Sunday, June 3, Trinity Sunday, was also the day of celebration for the Queen’s Jubilee. I toyed with attending worship at Westminster Abbey, where she was crowned, but decided against it and headed for the 11:30 Sung Eucharist at the historic and beautiful St. Paul’s Cathedral.
Arriving early after train, tube and ½ mile walk, I found Matins still in progress, but an usher suggested I sit in the back and move forward later.
Chairs: movable, hard molded plastic. A small kneeling cushion hangs on the back of them , but the rows are set so closely together that being able to kneel was problematic. The thorough service bulletin, intended for visitors with everything included, indicated we would stand during most of the service and only in one spot was kneeling even suggested. Practicality rules!
The seating area was a long way from full, but I would guess about five or six hundred in attendance. What sounded like three Anglican priests on vacation seated themselves behind me and conversed jovially before the service began. The one immediately behind me, as it turned out, had a very nice and full singing voice, making it easy for me to follow the hymns.

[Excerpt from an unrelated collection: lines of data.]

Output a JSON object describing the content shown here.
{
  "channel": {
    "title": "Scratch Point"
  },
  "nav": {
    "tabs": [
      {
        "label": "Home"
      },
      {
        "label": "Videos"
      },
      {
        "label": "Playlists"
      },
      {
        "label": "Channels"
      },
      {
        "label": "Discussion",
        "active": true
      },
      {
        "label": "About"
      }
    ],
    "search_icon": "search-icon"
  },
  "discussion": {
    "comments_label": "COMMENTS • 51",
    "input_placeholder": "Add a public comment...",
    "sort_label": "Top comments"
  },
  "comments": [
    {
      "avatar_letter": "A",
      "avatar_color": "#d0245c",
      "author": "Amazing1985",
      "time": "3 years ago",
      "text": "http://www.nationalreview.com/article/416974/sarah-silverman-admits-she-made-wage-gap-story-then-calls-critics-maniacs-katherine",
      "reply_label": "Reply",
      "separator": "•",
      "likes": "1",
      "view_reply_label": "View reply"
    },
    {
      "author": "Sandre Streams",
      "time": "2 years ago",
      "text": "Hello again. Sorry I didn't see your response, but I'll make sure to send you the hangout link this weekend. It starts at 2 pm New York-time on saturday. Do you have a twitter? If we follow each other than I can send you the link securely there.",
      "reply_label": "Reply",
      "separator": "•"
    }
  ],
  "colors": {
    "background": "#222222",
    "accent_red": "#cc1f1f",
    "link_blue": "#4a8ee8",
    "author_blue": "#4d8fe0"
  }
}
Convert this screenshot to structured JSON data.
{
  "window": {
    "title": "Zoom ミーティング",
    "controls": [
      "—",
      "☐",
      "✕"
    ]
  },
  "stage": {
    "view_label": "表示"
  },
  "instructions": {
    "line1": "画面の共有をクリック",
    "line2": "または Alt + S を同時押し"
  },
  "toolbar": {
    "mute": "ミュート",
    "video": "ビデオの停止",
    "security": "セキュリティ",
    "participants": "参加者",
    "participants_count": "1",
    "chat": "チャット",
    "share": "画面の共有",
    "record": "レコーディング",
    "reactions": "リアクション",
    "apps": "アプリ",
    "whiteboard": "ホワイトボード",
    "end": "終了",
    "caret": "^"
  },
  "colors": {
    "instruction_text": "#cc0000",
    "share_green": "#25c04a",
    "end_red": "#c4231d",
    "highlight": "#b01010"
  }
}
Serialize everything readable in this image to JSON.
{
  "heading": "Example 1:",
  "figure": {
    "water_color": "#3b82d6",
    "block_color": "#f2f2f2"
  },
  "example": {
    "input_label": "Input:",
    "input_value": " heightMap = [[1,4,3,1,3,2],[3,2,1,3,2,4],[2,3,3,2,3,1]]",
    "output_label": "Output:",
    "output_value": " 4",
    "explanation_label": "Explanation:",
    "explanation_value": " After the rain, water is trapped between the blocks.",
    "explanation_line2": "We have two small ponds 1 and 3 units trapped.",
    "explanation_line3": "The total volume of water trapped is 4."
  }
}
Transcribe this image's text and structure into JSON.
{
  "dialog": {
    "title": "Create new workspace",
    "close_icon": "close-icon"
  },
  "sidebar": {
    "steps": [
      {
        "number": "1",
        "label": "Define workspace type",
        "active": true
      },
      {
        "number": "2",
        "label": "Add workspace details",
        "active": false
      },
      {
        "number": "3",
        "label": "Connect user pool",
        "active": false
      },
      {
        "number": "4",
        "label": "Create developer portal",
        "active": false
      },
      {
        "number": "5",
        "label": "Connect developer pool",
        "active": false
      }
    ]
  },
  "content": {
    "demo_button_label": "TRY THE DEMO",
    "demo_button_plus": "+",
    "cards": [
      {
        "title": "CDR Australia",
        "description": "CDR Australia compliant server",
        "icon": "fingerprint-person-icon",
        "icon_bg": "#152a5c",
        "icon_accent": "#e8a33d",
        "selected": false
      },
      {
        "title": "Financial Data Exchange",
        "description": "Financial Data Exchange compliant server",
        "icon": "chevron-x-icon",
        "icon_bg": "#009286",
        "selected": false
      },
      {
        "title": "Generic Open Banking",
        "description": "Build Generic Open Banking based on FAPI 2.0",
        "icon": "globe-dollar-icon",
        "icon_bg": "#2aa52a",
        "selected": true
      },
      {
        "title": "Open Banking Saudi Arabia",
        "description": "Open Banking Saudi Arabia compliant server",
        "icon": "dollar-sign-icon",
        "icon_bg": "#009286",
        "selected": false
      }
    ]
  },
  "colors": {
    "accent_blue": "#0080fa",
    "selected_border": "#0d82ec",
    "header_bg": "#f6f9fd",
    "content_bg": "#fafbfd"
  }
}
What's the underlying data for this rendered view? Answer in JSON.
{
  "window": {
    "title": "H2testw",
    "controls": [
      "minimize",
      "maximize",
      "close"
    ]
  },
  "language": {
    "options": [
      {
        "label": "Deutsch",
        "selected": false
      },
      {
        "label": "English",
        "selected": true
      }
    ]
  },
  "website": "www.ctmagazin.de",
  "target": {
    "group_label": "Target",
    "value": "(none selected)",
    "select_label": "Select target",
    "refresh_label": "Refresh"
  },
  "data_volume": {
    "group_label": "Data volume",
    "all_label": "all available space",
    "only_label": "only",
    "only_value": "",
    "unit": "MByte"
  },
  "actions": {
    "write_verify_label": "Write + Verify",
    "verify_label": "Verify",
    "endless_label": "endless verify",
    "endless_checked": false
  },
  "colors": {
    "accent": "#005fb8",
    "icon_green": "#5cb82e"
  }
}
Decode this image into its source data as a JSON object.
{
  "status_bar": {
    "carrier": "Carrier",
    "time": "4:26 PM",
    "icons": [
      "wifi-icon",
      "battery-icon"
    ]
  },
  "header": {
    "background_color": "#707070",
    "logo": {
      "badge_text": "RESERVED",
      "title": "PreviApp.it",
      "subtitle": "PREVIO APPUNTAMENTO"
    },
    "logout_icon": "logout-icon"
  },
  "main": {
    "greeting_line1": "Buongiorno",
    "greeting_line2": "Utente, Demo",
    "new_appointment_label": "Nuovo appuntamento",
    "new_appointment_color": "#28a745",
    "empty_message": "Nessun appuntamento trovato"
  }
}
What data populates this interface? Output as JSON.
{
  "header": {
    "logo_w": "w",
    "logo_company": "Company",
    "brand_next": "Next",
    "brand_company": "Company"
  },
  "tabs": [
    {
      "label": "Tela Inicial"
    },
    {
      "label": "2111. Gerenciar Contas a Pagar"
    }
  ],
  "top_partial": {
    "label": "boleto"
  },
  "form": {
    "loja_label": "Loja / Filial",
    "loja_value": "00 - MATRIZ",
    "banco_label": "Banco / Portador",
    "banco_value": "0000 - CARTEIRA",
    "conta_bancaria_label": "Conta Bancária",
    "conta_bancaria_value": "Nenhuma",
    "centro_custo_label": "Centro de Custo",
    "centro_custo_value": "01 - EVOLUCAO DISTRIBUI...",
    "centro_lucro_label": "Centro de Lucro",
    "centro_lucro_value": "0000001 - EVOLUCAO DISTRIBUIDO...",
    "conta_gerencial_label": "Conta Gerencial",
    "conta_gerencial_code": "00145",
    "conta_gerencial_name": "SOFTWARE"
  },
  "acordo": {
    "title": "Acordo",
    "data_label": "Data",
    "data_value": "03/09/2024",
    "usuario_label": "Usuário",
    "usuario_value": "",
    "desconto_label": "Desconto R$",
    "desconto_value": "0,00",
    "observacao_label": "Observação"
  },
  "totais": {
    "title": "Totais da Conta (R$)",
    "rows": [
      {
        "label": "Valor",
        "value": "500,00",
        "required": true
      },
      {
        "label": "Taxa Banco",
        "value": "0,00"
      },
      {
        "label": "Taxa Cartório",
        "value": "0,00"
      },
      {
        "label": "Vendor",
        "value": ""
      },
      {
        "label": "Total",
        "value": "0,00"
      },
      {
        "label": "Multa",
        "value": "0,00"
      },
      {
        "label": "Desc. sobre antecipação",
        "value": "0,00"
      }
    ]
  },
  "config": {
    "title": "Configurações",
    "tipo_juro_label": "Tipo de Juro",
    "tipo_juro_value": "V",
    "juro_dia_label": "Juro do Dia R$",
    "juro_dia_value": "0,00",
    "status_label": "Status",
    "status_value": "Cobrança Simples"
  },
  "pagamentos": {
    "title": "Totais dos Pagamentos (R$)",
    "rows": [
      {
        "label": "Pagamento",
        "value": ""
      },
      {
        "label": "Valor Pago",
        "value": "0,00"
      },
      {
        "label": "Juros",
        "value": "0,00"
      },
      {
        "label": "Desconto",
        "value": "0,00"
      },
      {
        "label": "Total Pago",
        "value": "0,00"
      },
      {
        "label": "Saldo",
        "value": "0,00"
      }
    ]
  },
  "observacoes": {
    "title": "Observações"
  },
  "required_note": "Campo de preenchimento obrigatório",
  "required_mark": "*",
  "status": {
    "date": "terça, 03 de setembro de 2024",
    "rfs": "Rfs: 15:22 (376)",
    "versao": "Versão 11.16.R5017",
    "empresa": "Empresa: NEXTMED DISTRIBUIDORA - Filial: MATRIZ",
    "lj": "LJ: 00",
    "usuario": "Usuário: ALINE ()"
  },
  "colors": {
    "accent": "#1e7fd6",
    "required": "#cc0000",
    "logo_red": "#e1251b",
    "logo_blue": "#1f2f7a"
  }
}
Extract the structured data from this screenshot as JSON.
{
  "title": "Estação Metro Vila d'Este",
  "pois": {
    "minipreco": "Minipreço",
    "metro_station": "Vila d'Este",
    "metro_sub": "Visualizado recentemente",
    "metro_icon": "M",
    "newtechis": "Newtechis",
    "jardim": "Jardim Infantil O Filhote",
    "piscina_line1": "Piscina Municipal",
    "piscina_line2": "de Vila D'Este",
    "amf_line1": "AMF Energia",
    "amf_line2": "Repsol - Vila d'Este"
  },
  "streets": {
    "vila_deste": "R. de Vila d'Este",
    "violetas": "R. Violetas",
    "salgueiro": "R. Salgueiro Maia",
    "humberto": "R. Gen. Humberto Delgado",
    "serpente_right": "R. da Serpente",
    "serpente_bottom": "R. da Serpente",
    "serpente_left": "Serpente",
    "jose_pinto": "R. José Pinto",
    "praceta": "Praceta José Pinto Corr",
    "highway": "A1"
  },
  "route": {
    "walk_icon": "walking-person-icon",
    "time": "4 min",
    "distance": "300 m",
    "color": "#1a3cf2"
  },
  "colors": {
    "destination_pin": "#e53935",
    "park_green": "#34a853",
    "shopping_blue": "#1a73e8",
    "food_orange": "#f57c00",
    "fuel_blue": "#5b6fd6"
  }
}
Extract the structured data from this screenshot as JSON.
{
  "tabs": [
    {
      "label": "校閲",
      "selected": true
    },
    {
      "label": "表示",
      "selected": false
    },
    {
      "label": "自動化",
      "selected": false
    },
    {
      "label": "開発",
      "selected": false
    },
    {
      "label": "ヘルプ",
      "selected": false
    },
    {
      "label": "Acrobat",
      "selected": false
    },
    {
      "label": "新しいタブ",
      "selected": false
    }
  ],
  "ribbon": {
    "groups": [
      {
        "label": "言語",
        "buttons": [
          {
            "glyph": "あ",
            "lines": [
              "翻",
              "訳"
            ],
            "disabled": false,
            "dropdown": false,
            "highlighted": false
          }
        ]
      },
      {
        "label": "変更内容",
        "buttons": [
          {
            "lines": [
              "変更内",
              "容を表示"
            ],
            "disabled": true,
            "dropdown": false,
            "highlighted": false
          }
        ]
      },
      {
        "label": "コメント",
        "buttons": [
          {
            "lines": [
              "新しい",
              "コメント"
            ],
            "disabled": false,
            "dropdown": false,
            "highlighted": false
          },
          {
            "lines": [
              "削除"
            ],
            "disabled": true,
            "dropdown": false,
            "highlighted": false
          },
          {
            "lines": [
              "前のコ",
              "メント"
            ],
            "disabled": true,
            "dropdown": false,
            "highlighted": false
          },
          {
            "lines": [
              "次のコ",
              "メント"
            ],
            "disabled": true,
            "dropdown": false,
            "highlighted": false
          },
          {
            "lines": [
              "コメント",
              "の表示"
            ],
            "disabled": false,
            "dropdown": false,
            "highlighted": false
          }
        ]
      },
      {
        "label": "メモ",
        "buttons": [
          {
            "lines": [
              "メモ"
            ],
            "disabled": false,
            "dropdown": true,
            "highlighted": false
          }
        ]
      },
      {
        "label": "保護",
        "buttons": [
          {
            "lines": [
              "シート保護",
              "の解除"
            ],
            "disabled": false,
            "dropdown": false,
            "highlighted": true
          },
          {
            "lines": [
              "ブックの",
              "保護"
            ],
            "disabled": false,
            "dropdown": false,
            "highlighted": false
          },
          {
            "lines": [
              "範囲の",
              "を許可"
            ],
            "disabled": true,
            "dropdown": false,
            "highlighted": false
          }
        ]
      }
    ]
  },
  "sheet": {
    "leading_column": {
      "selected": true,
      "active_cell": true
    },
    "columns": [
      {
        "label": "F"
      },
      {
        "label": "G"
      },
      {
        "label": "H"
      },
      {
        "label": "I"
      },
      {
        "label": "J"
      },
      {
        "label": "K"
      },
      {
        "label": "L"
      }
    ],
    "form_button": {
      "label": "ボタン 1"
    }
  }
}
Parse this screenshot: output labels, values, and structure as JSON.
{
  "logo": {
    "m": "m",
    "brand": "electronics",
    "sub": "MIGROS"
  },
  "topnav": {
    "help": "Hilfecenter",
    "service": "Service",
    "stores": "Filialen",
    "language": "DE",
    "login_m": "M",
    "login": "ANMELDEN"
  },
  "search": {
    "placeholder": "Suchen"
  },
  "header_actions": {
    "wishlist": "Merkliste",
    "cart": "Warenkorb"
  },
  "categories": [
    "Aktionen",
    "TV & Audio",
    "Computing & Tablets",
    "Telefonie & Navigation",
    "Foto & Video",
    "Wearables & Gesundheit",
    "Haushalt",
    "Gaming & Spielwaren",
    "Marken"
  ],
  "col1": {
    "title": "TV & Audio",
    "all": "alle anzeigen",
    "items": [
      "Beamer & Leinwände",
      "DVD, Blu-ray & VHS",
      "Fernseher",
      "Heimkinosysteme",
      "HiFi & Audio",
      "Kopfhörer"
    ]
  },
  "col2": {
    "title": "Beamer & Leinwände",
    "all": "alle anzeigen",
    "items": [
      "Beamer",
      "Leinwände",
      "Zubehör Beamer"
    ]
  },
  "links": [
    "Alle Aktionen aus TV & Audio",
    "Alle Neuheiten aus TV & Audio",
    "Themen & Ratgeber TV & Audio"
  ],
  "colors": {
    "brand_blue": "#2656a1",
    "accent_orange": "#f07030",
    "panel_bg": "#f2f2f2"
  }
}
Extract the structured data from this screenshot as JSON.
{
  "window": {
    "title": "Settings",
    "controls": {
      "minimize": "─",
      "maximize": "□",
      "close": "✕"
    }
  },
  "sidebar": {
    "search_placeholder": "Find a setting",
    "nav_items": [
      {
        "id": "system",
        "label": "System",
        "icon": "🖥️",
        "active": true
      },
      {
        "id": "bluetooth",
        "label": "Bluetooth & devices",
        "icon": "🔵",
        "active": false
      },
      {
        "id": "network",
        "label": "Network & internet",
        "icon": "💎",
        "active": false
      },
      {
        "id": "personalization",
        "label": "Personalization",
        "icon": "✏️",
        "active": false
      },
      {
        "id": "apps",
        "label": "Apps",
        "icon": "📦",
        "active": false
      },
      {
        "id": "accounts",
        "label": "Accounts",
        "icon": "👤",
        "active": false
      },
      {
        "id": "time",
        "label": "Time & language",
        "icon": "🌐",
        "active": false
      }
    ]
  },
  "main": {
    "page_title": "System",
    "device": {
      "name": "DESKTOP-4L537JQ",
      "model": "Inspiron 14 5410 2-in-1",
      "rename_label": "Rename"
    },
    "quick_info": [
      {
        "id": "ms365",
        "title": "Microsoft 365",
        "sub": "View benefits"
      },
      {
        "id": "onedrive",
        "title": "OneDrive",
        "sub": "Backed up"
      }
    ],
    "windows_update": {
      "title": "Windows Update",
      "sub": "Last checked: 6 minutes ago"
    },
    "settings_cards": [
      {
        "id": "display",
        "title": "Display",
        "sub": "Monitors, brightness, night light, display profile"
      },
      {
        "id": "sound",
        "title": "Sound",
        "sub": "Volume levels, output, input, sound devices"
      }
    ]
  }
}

We stood for the Processional as numerous priests, deacons, acolytes and choir came in. Priests were quite royally robed in gold, deacons in red, choir in white over black cassocks. No boys choir today, but the Vicars Choral sounded wonderful.Before the service started, the priests behind me noted that the sound system was quite problematic and mentioned some impossible sum to try to fix it. Yep, definitely problematic. Every time someone spoke, itself hard to hear, a soft buzzing sound accompanied the words along with an echo. Tough on hearing challenged people.
The service itself was lovely, perfectly orchestrated, and exquisitely sung. The message was a nicely done Trinity Sunday sermon with the primary illustration of the human inability to actually comprehend God likened to that of an oyster trying to describe a ballerina. Just can’t be done, but God has chosen to become small in the person of Jesus so we very limited humans might gain some entrance into the mystery.
Any baptised person who regularly receives communion in home churches was invited to receive the sacrament. Multiple stations around the nave, plus well-trained ushers made for an orderly and quick reception. Gluten-free wafers were also available.
I seated myself for the ten minute Organ Voluntary (Praeludium in G major) after the final blessing and Recessional, but most people left before it was over. By that time, the idea of finding the loo held great appeal, so I approached a female usher and made my request. Her response: “Yes, of course, but you still must leave the building, and go along to the left down to the crypt.”
I walked out and turned left. About 80 yards away, I saw a small door at ground level. After two sets of stairs, I turned left again, followed people into the double door entry and found myself in a large cafe with a gift shop. Feeling sure my goal was near, I wandered through the cafe until I found the welcoming sign and joined the long queue of women who had arrived before I, waiting patiently for one of the six tiny stalls. Apparently, that is the total number of available facilities for this necessary function in the entirely of St. Paul’s. Oh my. And heaven help the physically handicapped.
As beautiful as the service was, it left me cold. Earlier this week, I had attended a noon Eucharist at an old, beat up mouse-infested church where the worship area is turned into a homeless shelter each evening. There, I had sensed the power of God. Here, I saw the power of humanity. But I left determined to walk the 528 steps to the top of the dome!